One potential solution to this difficult issue is to structure a formula to determine the amount of money that should be paid to a property owner when the property is acquired through the eminent domain process. First, the process of establishing an independent appraised value of the property in question must be completed. A minimum of two appraisals should be completed in order to establish value. Second, the costs of relocation (whether it is a residential or commercial property) should be determined by an independent firm and paid for by the governmental entity. As an example, the costs of moving personal property for a home owner or business can be quite expensive.

For commercial properties, an independent evaluation of the operational disruption costs for the business should also be established and included in the government’s purchase offer. Often, a company has to set-up its new operations prior to closing down existing operations. This duplication adds costs for the company during this period of transition. For residential properties, the costs associated with securing a mortgage or lease for a new place for a resident to live should be paid by the governmental entity. While this type of an approach may not represent a perfect solution, it provides a starting point for policy makers to debate the issue on a local and state level.

Some communities and states have already placed limits on the use of eminent domain. Several more are considering new restrictions due to the recent Supreme Court ruling, which many Americans felt was unfair. While this issue is a very important one for policy makers to discuss, it is critical that elected officials avoid a knee-jerk reaction that significantly limits the ability of governmental entities to complete redevelopment projects.

In the vast majority of cases, the acquisition of property by governmental entities is handled in an appropriate and fair manner. There are certainly cases where government has overstepped its bounds in this area, but it does not mean that elected officials should lose the ability to use this vital redevelopment tool when necessary. In the case of eminent domain, the tool needs to be honed, not reinvented or eliminated.


Inside INdiana Business: www.insideindianabusiness.com

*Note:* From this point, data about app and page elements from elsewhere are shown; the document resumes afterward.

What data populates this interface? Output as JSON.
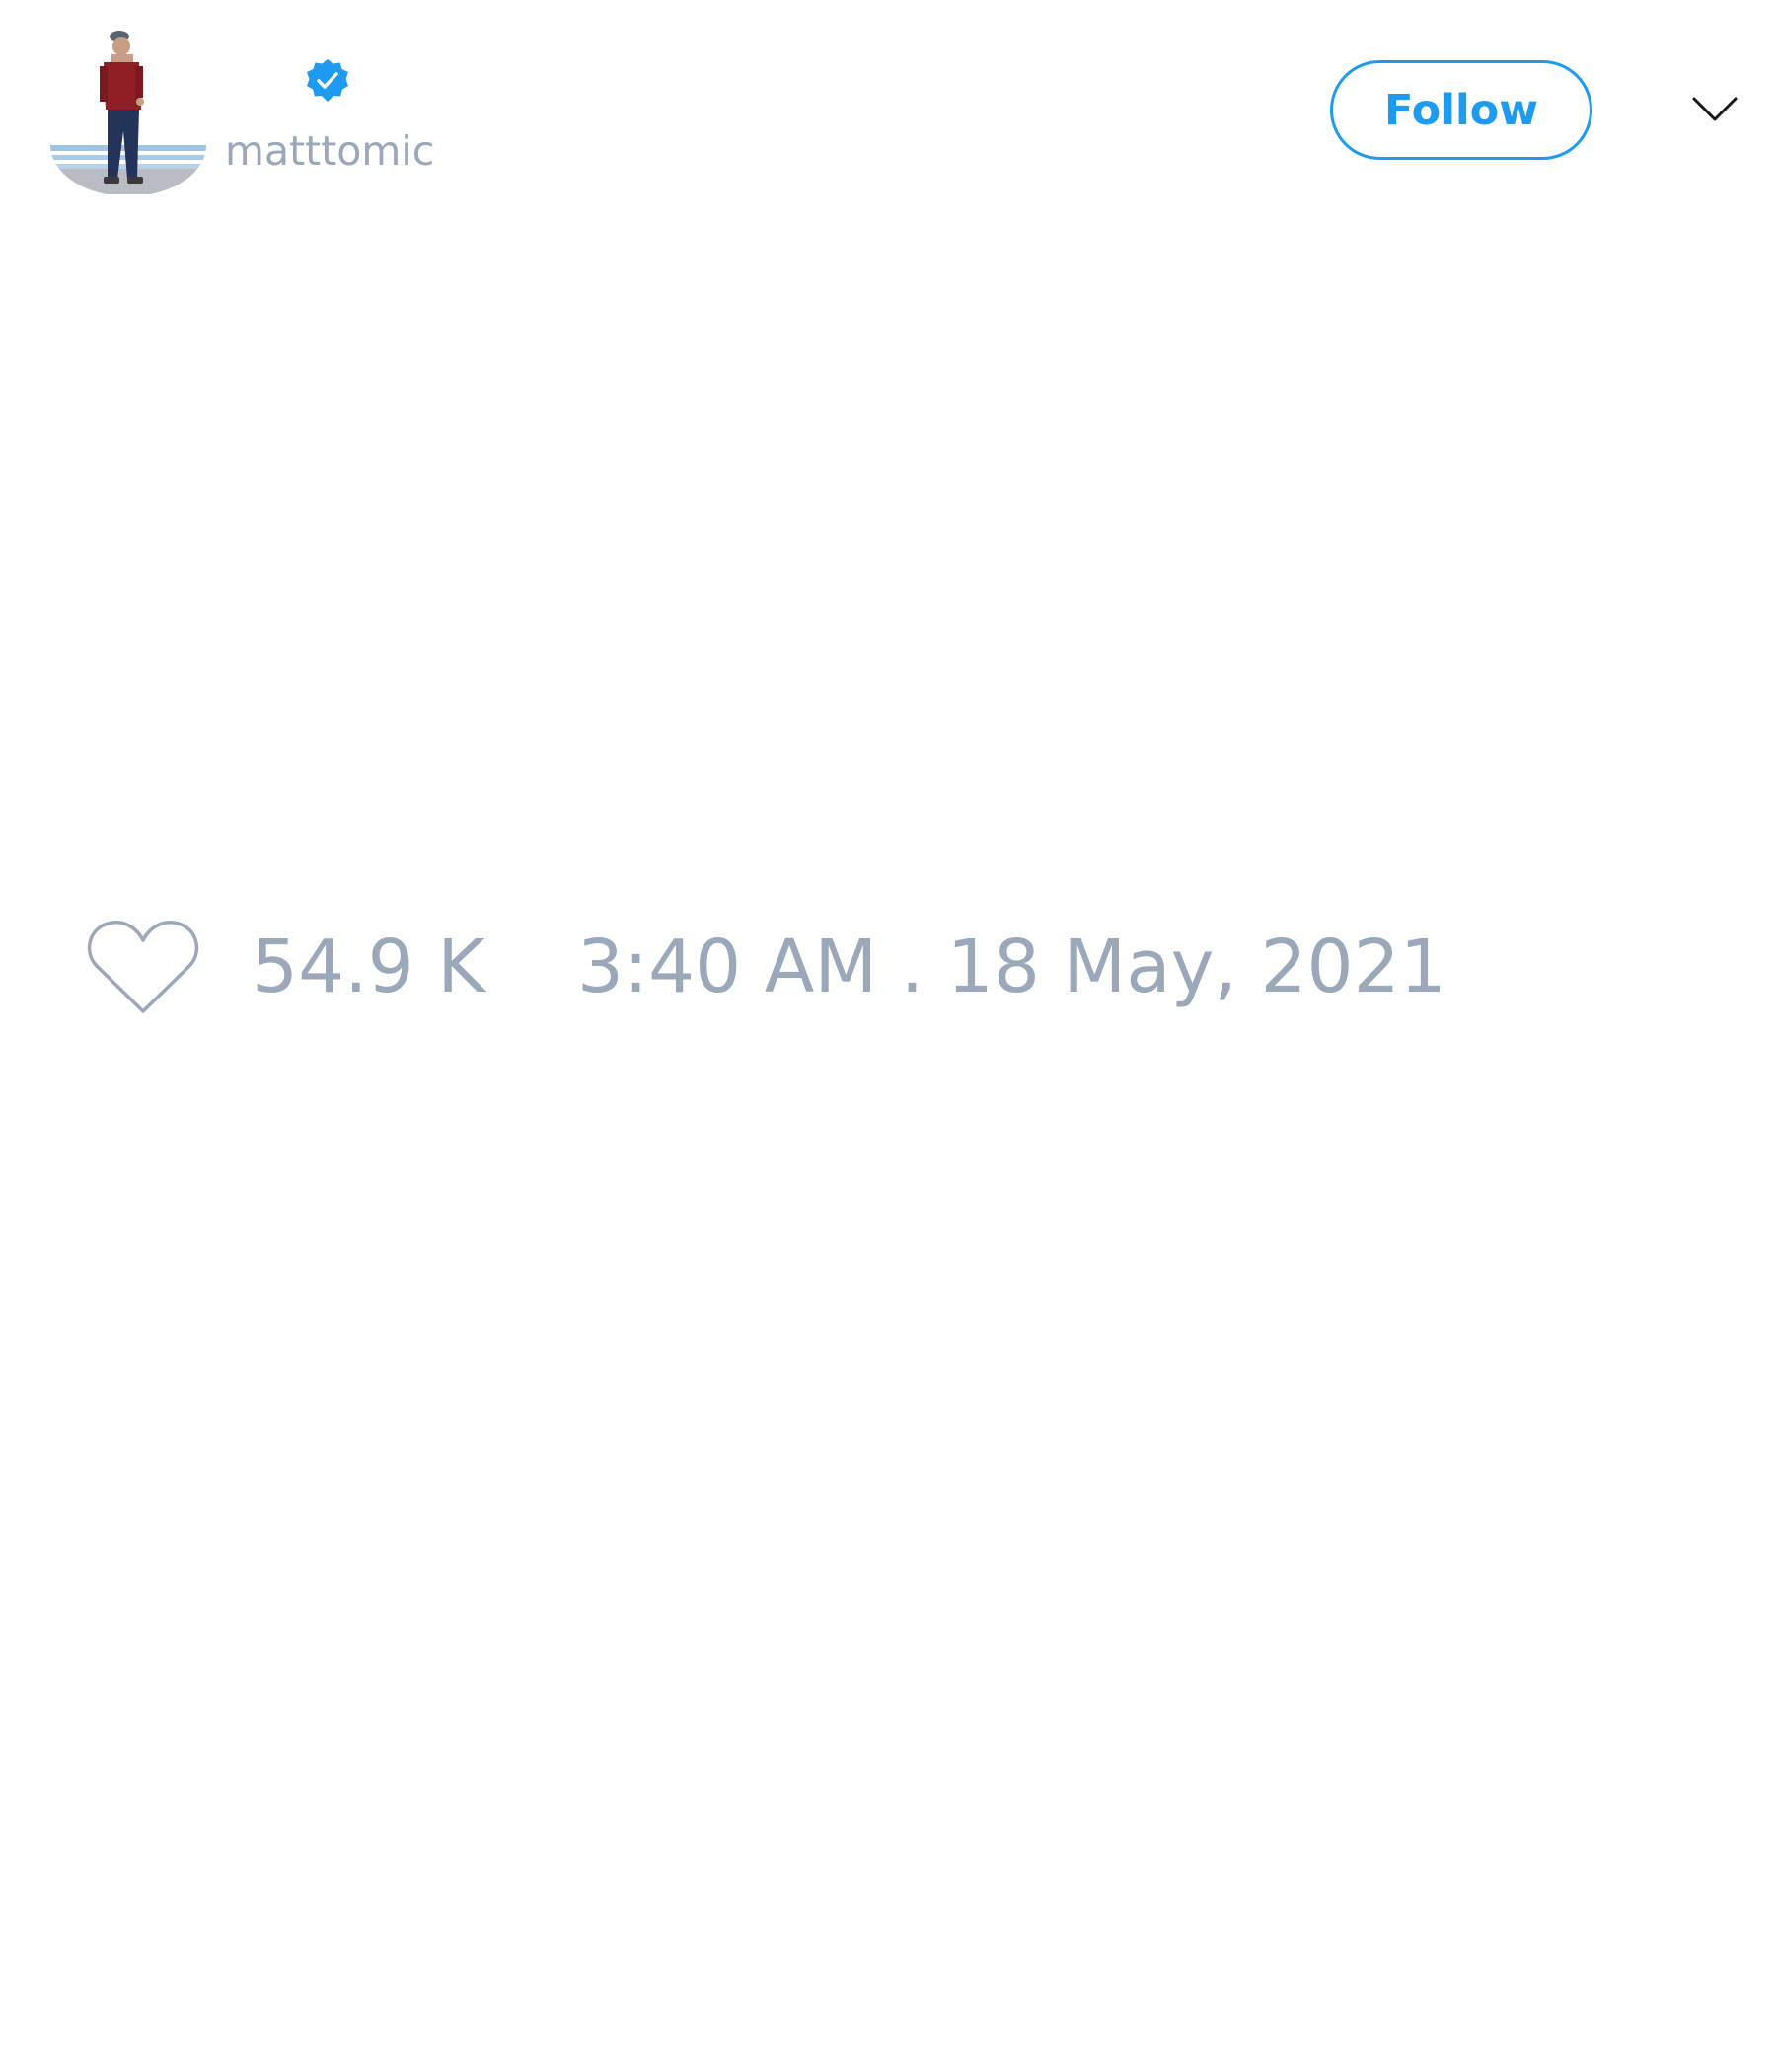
{
  "header": {
    "username": "matttomic",
    "verified_icon": "verified-badge-icon",
    "follow_label": "Follow",
    "menu_icon": "chevron-down-icon"
  },
  "engagement": {
    "like_icon": "heart-icon",
    "like_count": "54.9 K",
    "timestamp": "3:40 AM . 18 May, 2021"
  },
  "colors": {
    "accent": "#1d9bf0",
    "muted_text": "#9aa8ba",
    "background": "#ffffff"
  }
}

Larry Gigerich serves as Managing Director of Ginovus, an Indianapolis-based economic development advisory services firm. Ginovus is a leading provider of national site selection, community comparative analysis and economic development incentive procurement services to private sector organizations throughout Canada, Mexico and the United States.